Skip to content

Conducting a hardware inventory can boost security and cut costs

Taking inventory of the hardware and software in your company is a worthwhile investment of time and effort.

Technology is a significant investment for most companies and a vital tool for business success. As IT teams are asked to do more with less, it’s critical to know what assets are already in place. 

SEE: Hardware inventory policy (TechRepublic Premium)

This can be a tedious process, but the time and effort does have an Return on Investment (ROI). This process provides several opportunities: To get rid of unneeded items, to spot security risks, and to find new ways to use or repurpose existing equipment.

Your asset inventory should include:

  • Hardware
  • Software
  • Network and communications infrastructure
  • Mobile devices
  • Cloud assets

Enjoying this article?

Download this article and thousands of whitepapers and ebooks from our Premium library.
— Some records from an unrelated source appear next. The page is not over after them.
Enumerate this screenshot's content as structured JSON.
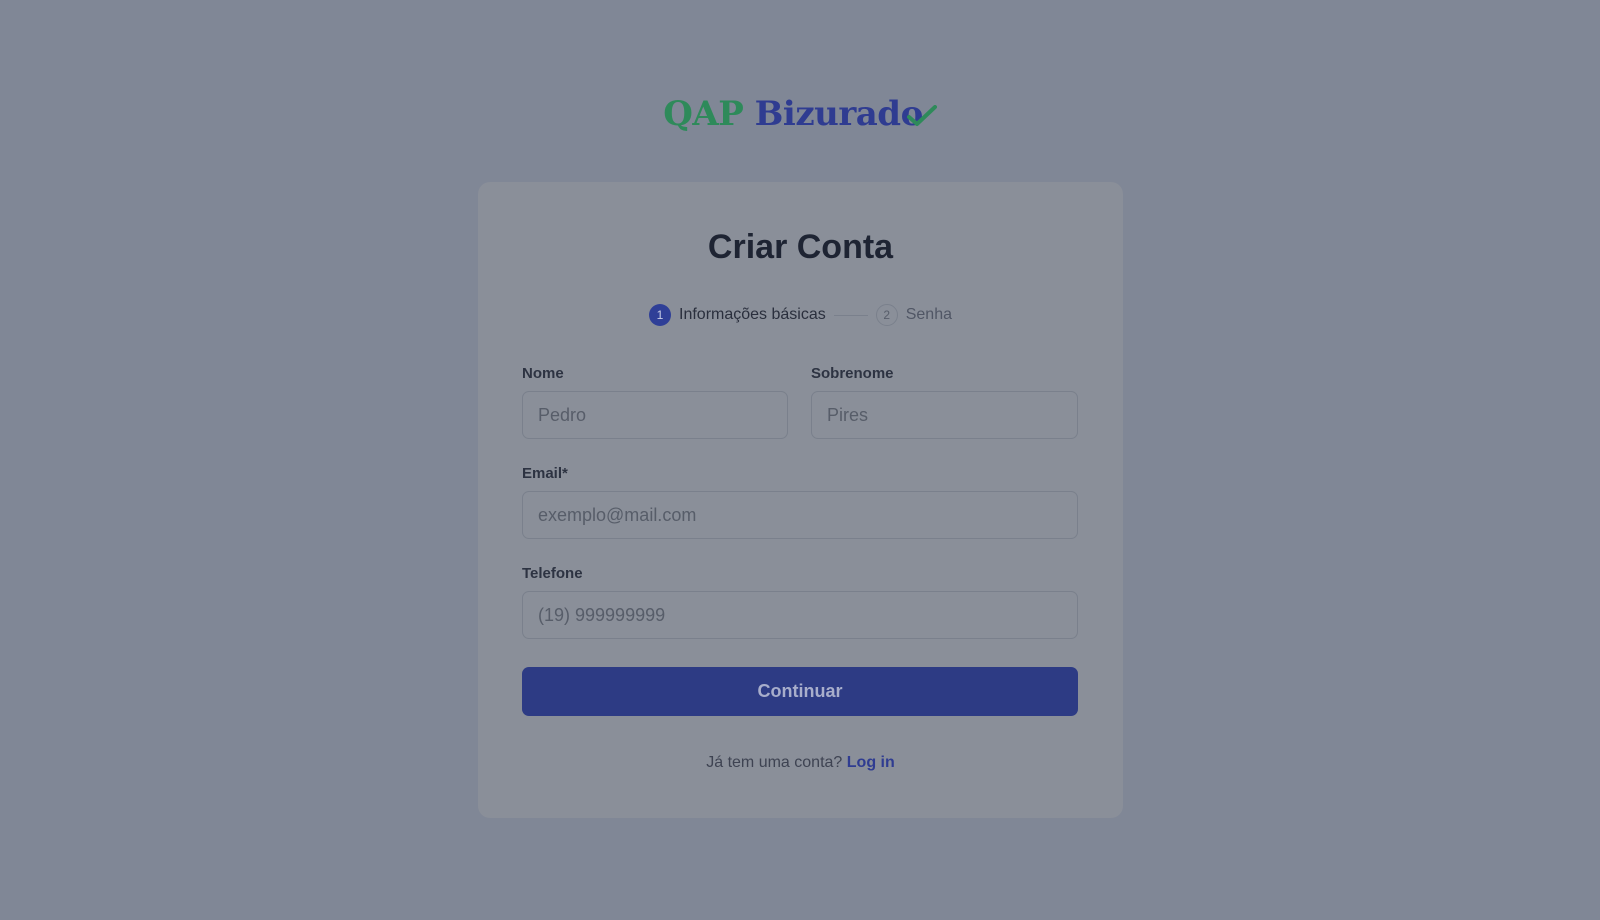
{
  "logo": {
    "part1": "QAP",
    "part2": "Bizurado",
    "color_part1": "#2e8a5a",
    "color_part2": "#2f3c91",
    "check_icon": "checkmark-icon"
  },
  "form": {
    "title": "Criar Conta",
    "steps": [
      {
        "number": "1",
        "label": "Informações básicas",
        "state": "active"
      },
      {
        "number": "2",
        "label": "Senha",
        "state": "inactive"
      }
    ],
    "fields": {
      "first_name": {
        "label": "Nome",
        "placeholder": "Pedro",
        "value": ""
      },
      "last_name": {
        "label": "Sobrenome",
        "placeholder": "Pires",
        "value": ""
      },
      "email": {
        "label": "Email*",
        "placeholder": "exemplo@mail.com",
        "value": ""
      },
      "phone": {
        "label": "Telefone",
        "placeholder": "(19) 999999999",
        "value": ""
      }
    },
    "submit_label": "Continuar",
    "footer": {
      "prompt": "Já tem uma conta?",
      "link_label": "Log in"
    }
  },
  "colors": {
    "overlay_background": "#808796",
    "card_background": "#8a8f99",
    "primary": "#2d3b84",
    "step_active": "#2f3f97"
  }
}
Enjoy expert IT analyst briefings and access to the top IT professionals, all in an ad-free experience.

Join Premium Today

This process also allows you to prioritize these assets. Some elements of the inventory will be more important than others, and that’s where the time and effort of the IT team should be directed..
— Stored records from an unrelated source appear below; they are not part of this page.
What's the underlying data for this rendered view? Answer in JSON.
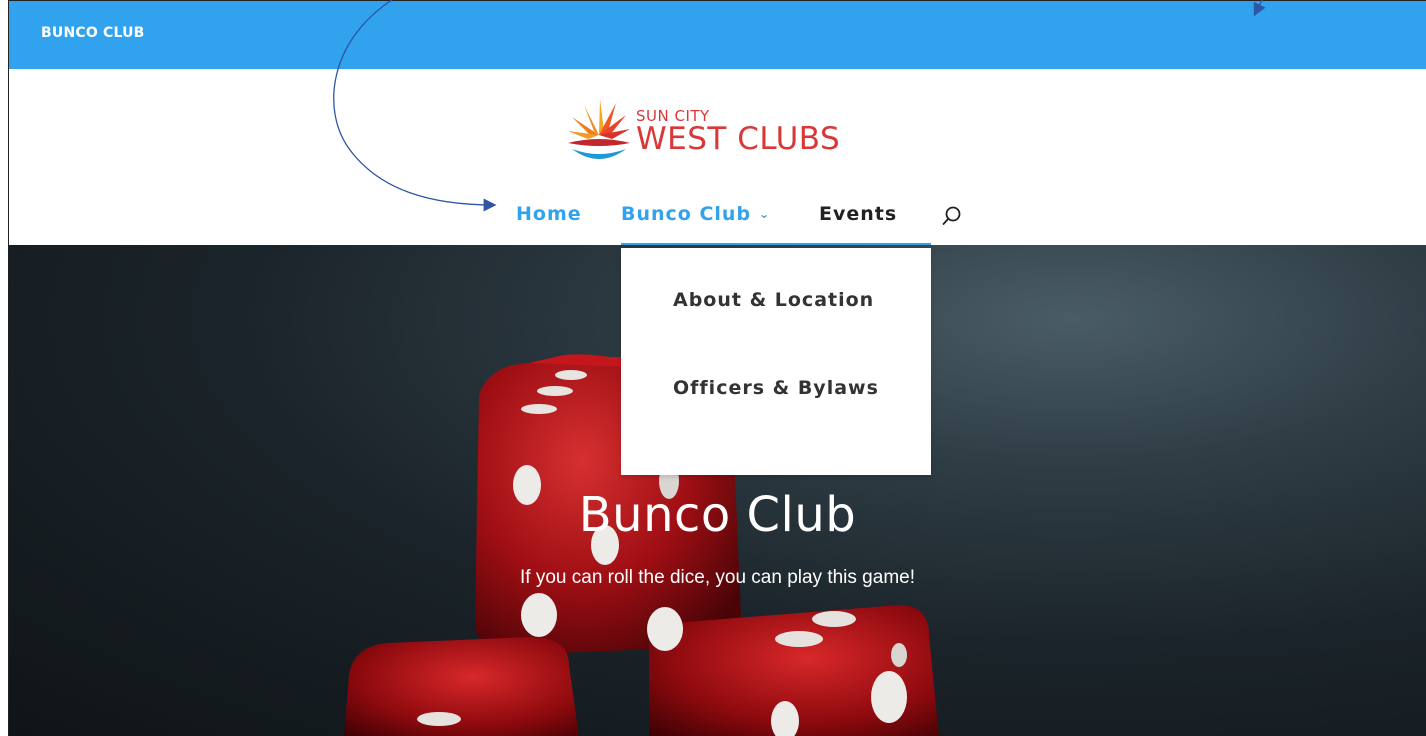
{
  "site": {
    "name": "BUNCO CLUB"
  },
  "logo": {
    "line1": "SUN CITY",
    "line2": "WEST CLUBS"
  },
  "nav": {
    "items": [
      {
        "label": "Home"
      },
      {
        "label": "Bunco Club"
      },
      {
        "label": "Events"
      }
    ],
    "search_icon": "search-icon",
    "dropdown_icon": "chevron-down-icon"
  },
  "dropdown": {
    "items": [
      {
        "label": "About & Location"
      },
      {
        "label": "Officers & Bylaws"
      }
    ]
  },
  "hero": {
    "title": "Bunco Club",
    "subtitle": "If you can roll the dice, you can play this game!"
  },
  "colors": {
    "accent": "#31a3ee",
    "logo_red": "#d93838",
    "annotation": "#2f55a5"
  }
}
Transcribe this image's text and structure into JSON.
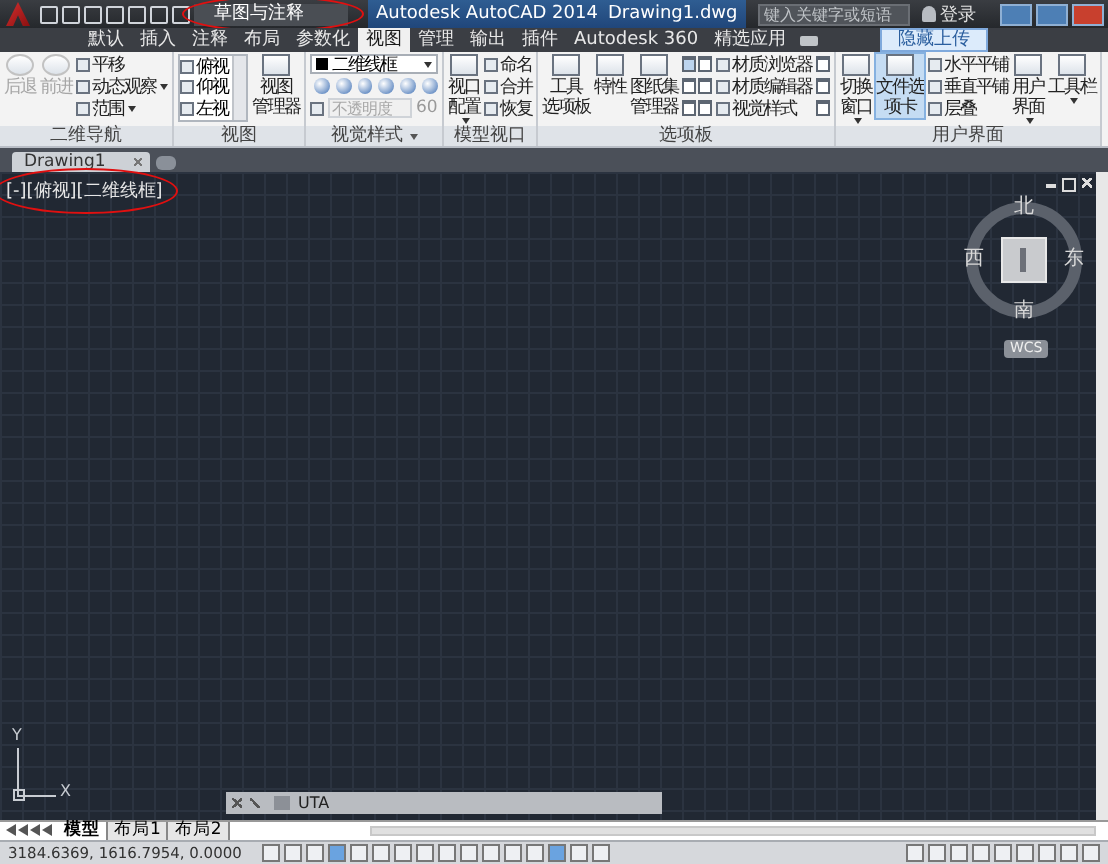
{
  "quick_access": {
    "workspace": "草图与注释",
    "circled": true
  },
  "title": {
    "app": "Autodesk AutoCAD 2014",
    "file": "Drawing1.dwg"
  },
  "search": {
    "placeholder": "键入关键字或短语"
  },
  "sign_in": "登录",
  "ribbon_tabs": [
    {
      "label": "默认",
      "selected": false
    },
    {
      "label": "插入",
      "selected": false
    },
    {
      "label": "注释",
      "selected": false
    },
    {
      "label": "布局",
      "selected": false
    },
    {
      "label": "参数化",
      "selected": false
    },
    {
      "label": "视图",
      "selected": true
    },
    {
      "label": "管理",
      "selected": false
    },
    {
      "label": "输出",
      "selected": false
    },
    {
      "label": "插件",
      "selected": false
    },
    {
      "label": "Autodesk 360",
      "selected": false
    },
    {
      "label": "精选应用",
      "selected": false
    }
  ],
  "upload_tooltip": "隐藏上传",
  "panels": [
    {
      "title": "二维导航",
      "has_menu": false,
      "columns": [
        {
          "kind": "large",
          "lines": [
            "后退"
          ],
          "menu": false,
          "disabled": true,
          "selected": false
        },
        {
          "kind": "large",
          "lines": [
            "前进"
          ],
          "menu": false,
          "disabled": true,
          "selected": false
        },
        {
          "kind": "stack",
          "items": [
            {
              "label": "平移",
              "menu": false
            },
            {
              "label": "动态观察",
              "menu": true
            },
            {
              "label": "范围",
              "menu": true
            }
          ]
        }
      ]
    },
    {
      "title": "视图",
      "has_menu": false,
      "columns": [
        {
          "kind": "list",
          "items": [
            "俯视",
            "仰视",
            "左视"
          ]
        },
        {
          "kind": "large",
          "lines": [
            "视图",
            "管理器"
          ],
          "menu": false,
          "disabled": false,
          "selected": false
        }
      ]
    },
    {
      "title": "视觉样式",
      "has_menu": true,
      "columns": [
        {
          "kind": "style",
          "dropdown": "二维线框",
          "opacity": {
            "placeholder": "不透明度",
            "value": "60"
          }
        }
      ]
    },
    {
      "title": "模型视口",
      "has_menu": false,
      "columns": [
        {
          "kind": "large",
          "lines": [
            "视口",
            "配置"
          ],
          "menu": true,
          "disabled": false,
          "selected": false
        },
        {
          "kind": "stack",
          "items": [
            {
              "label": "命名",
              "menu": false
            },
            {
              "label": "合并",
              "menu": false
            },
            {
              "label": "恢复",
              "menu": false
            }
          ]
        }
      ]
    },
    {
      "title": "选项板",
      "has_menu": false,
      "columns": [
        {
          "kind": "large",
          "lines": [
            "工具",
            "选项板"
          ],
          "menu": false,
          "disabled": false,
          "selected": false
        },
        {
          "kind": "large",
          "lines": [
            "特性"
          ],
          "menu": false,
          "disabled": false,
          "selected": false
        },
        {
          "kind": "large",
          "lines": [
            "图纸集",
            "管理器"
          ],
          "menu": false,
          "disabled": false,
          "selected": false
        },
        {
          "kind": "icon_grid"
        },
        {
          "kind": "stack",
          "items": [
            {
              "label": "材质浏览器",
              "menu": false
            },
            {
              "label": "材质编辑器",
              "menu": false
            },
            {
              "label": "视觉样式",
              "menu": false
            }
          ]
        },
        {
          "kind": "icon_column"
        }
      ]
    },
    {
      "title": "用户界面",
      "has_menu": false,
      "columns": [
        {
          "kind": "large",
          "lines": [
            "切换",
            "窗口"
          ],
          "menu": true,
          "disabled": false,
          "selected": false
        },
        {
          "kind": "large",
          "lines": [
            "文件选",
            "项卡"
          ],
          "menu": false,
          "disabled": false,
          "selected": true
        },
        {
          "kind": "stack",
          "items": [
            {
              "label": "水平平铺",
              "menu": false
            },
            {
              "label": "垂直平铺",
              "menu": false
            },
            {
              "label": "层叠",
              "menu": false
            }
          ]
        },
        {
          "kind": "large",
          "lines": [
            "用户",
            "界面"
          ],
          "menu": true,
          "disabled": false,
          "selected": false
        },
        {
          "kind": "large",
          "lines": [
            "工具栏"
          ],
          "menu": true,
          "disabled": false,
          "selected": false
        }
      ]
    }
  ],
  "doc_tabs": [
    {
      "label": "Drawing1",
      "selected": true
    }
  ],
  "viewport_label": {
    "text": "[-][俯视][二维线框]",
    "circled": true
  },
  "viewcube": {
    "north": "北",
    "south": "南",
    "east": "东",
    "west": "西",
    "wcs": "WCS"
  },
  "ucs": {
    "x": "X",
    "y": "Y"
  },
  "command_line": {
    "value": "UTA"
  },
  "layout_tabs": [
    {
      "label": "模型",
      "selected": true
    },
    {
      "label": "布局1",
      "selected": false
    },
    {
      "label": "布局2",
      "selected": false
    }
  ],
  "status": {
    "coordinates": "3184.6369, 1616.7954, 0.0000"
  }
}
SEE: Hardware inventory policy (TechRepublic Premium)

Manage software licenses

Another part of this process is managing your company’s software licenses, a tedious but important task. Getting a handle on software licenses will make it easier to ensure compliance. You also may be able to reduce costs by identifying duplicate services or products that no one uses any longer.

Reducing the threat surface
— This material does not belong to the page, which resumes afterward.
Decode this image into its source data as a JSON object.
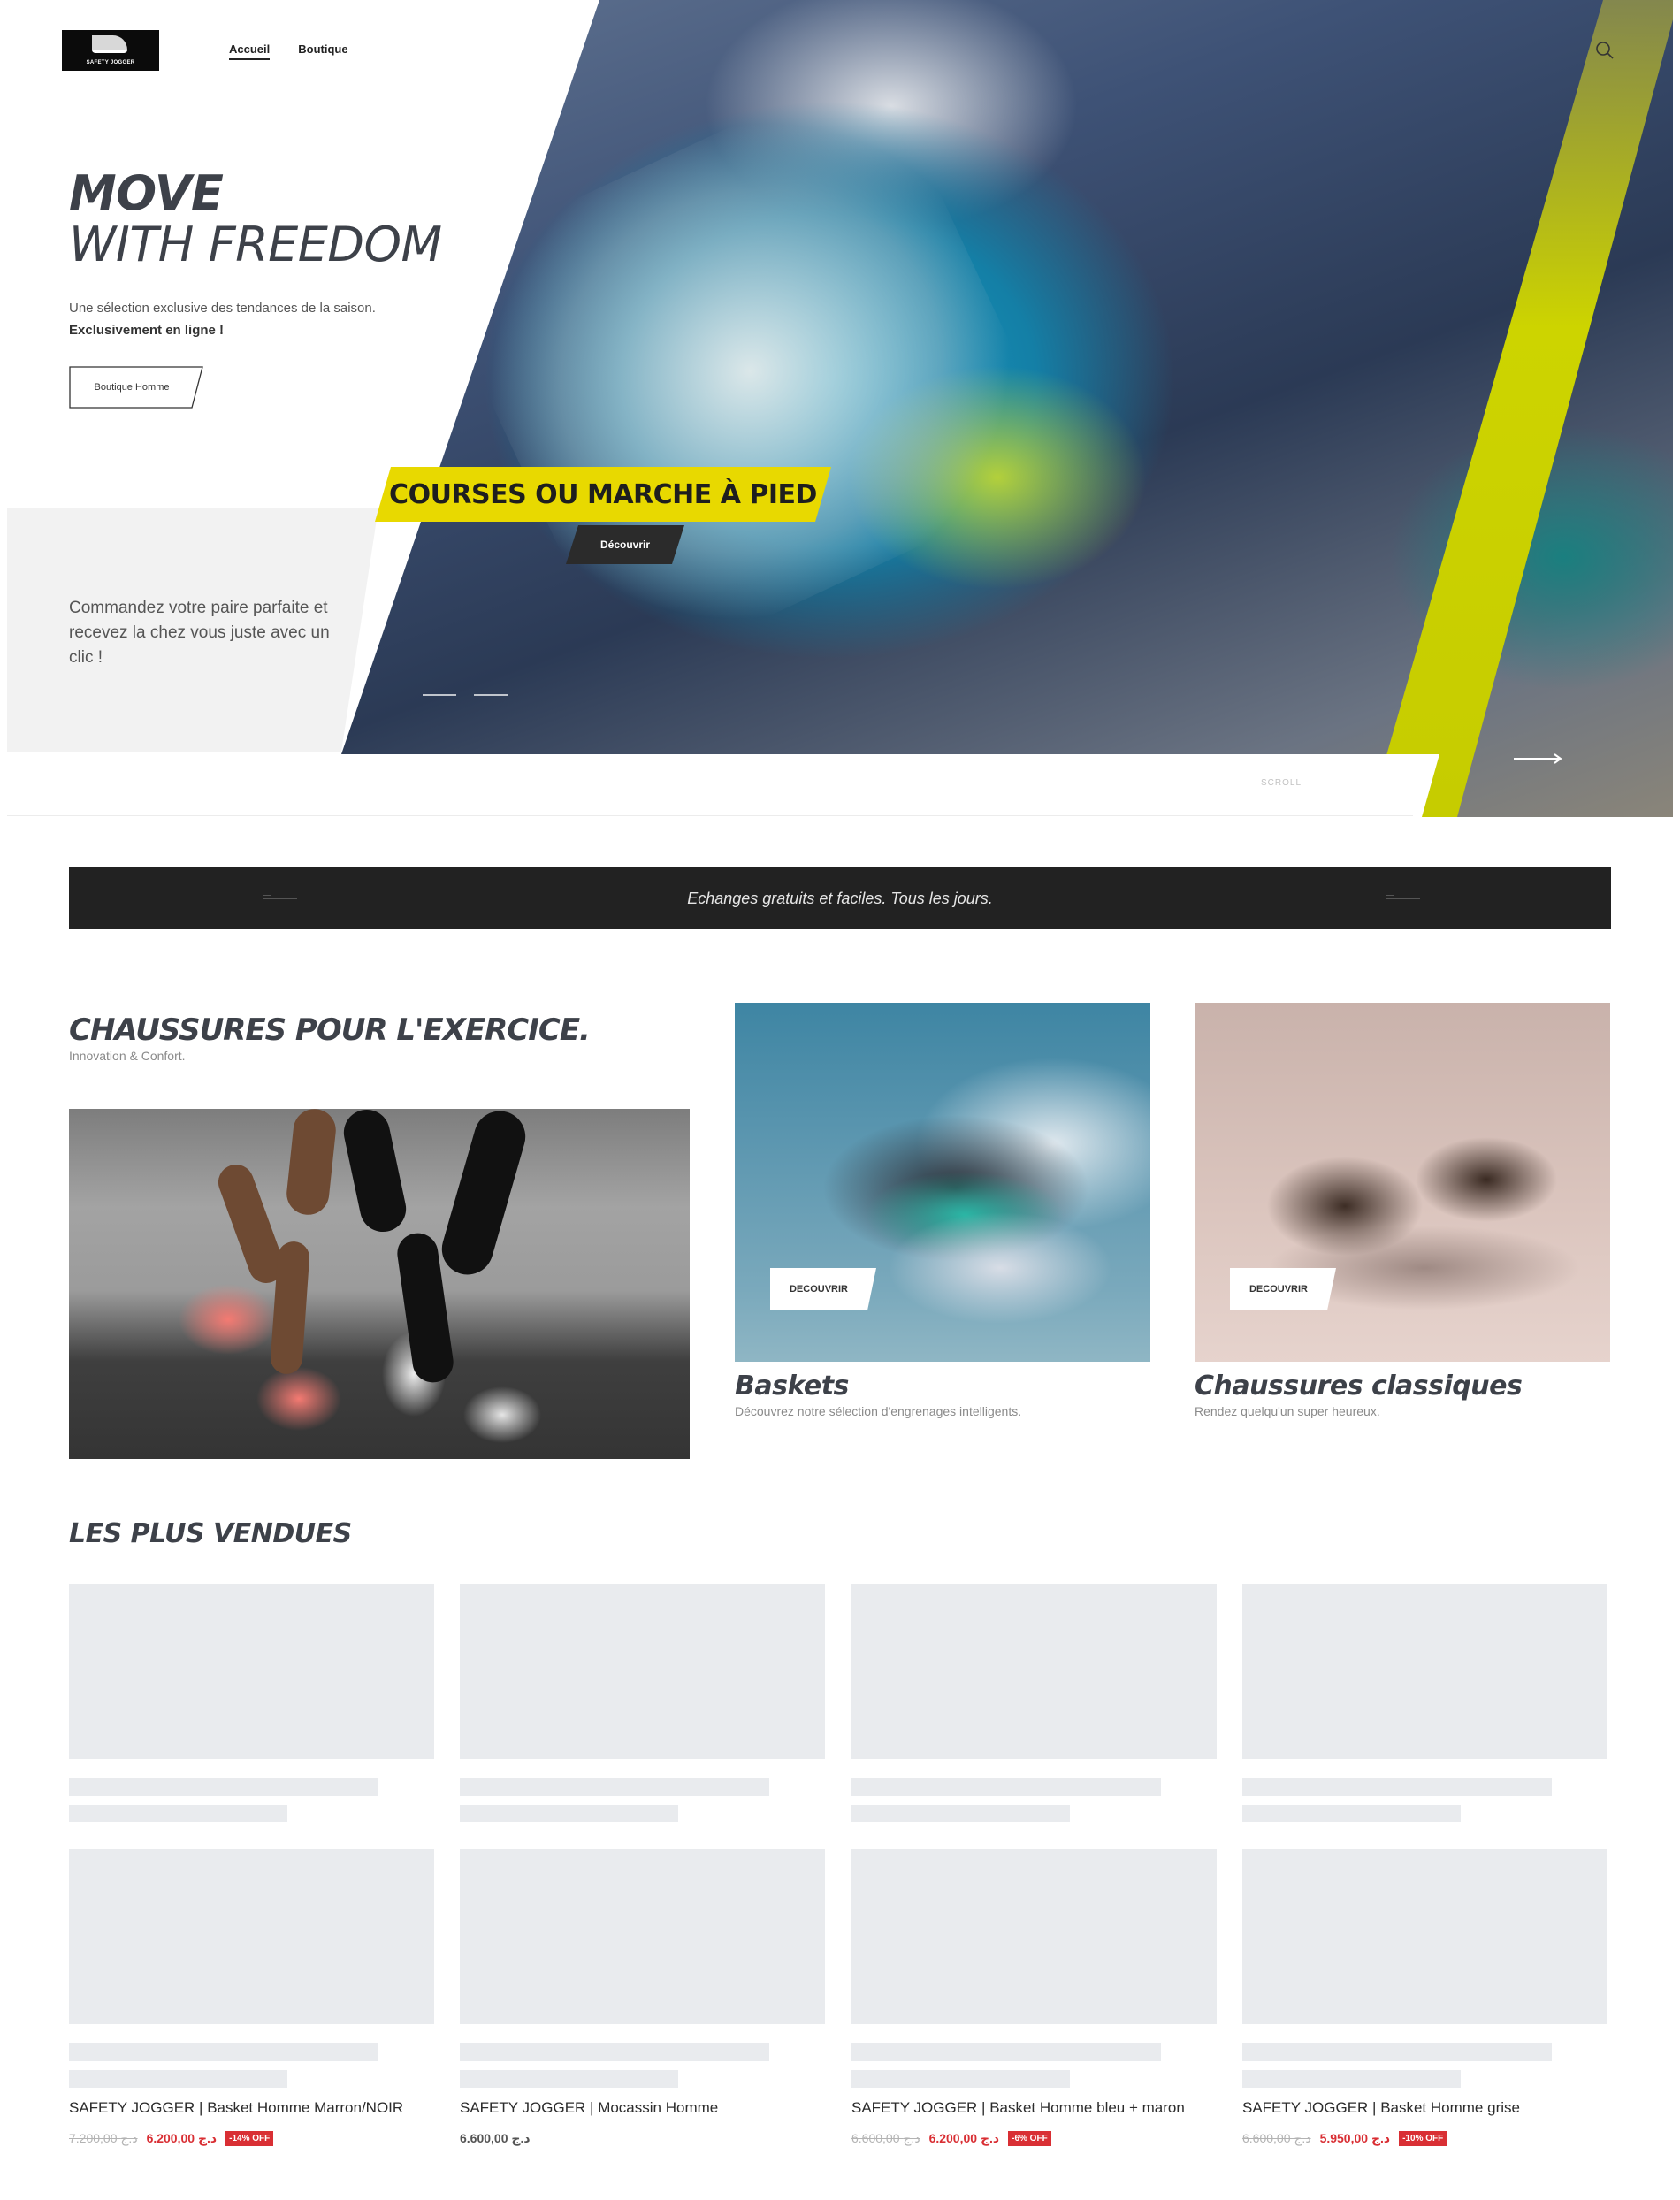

Mapping your inventory is the first step toward securing it. If you don’t have an accurate list of the equipment in your office, it’s impossible to protect it. 

Creating a thorough list of equipment will help IT teams spot outdated equipment that can’t be patched or updated. Conducting an inventory also provides a head start on a security review. 

Once an IT team has an up-to-date map of all active equipment, it’s easier to map connections among that equipment and conduct a review of permissions on and access to these devices.

SEE: Hardware inventory policy (TechRepublic Premium)

Hardware lifecycle management

The lifespan of a piece of hardware has several phases:

  • Installation
  • Maintenance
  • Upgrade
  • Repair
  • Retire

Understanding and managing this lifecycle can help IT teams extend the life of hardware and maximize the initial investment. Other potential benefits are lower total cost of ownership,  fewer emergencies, and better overall control of IT infrastructure.

Having a comprehensive inventory of IT hardware and software is the first step in managing this lifecycle.

Asset management is a process, not a project. By starting with a comprehensive inventory, you’ll have a solid foundation for this important task on the IT to-do list.

The Hardware inventory policy from TechRepublic Premium provides guidelines your organization can follow to track, process, and decommission IT equipment.